_TASK BRIEF:_ Look through the data for the string "name". Copy every line where it is found.

_RECORDS:_

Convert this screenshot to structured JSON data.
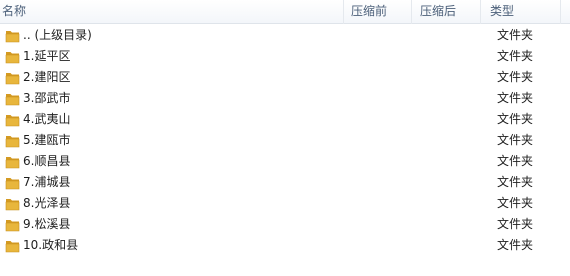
{
  "columns": {
    "name": "名称",
    "compressed_before": "压缩前",
    "compressed_after": "压缩后",
    "type": "类型"
  },
  "icons": {
    "folder": "folder-icon",
    "folder_color": "#e8b63c"
  },
  "rows": [
    {
      "name": ".. (上级目录)",
      "type": "文件夹"
    },
    {
      "name": "1.延平区",
      "type": "文件夹"
    },
    {
      "name": "2.建阳区",
      "type": "文件夹"
    },
    {
      "name": "3.邵武市",
      "type": "文件夹"
    },
    {
      "name": "4.武夷山",
      "type": "文件夹"
    },
    {
      "name": "5.建瓯市",
      "type": "文件夹"
    },
    {
      "name": "6.顺昌县",
      "type": "文件夹"
    },
    {
      "name": "7.浦城县",
      "type": "文件夹"
    },
    {
      "name": "8.光泽县",
      "type": "文件夹"
    },
    {
      "name": "9.松溪县",
      "type": "文件夹"
    },
    {
      "name": "10.政和县",
      "type": "文件夹"
    }
  ]
}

_TASK RESULT:_
    "name": "名称",
      "name": ".. (上级目录)",
      "name": "1.延平区",
      "name": "2.建阳区",
      "name": "3.邵武市",
      "name": "4.武夷山",
      "name": "5.建瓯市",
      "name": "6.顺昌县",
      "name": "7.浦城县",
      "name": "8.光泽县",
      "name": "9.松溪县",
      "name": "10.政和县",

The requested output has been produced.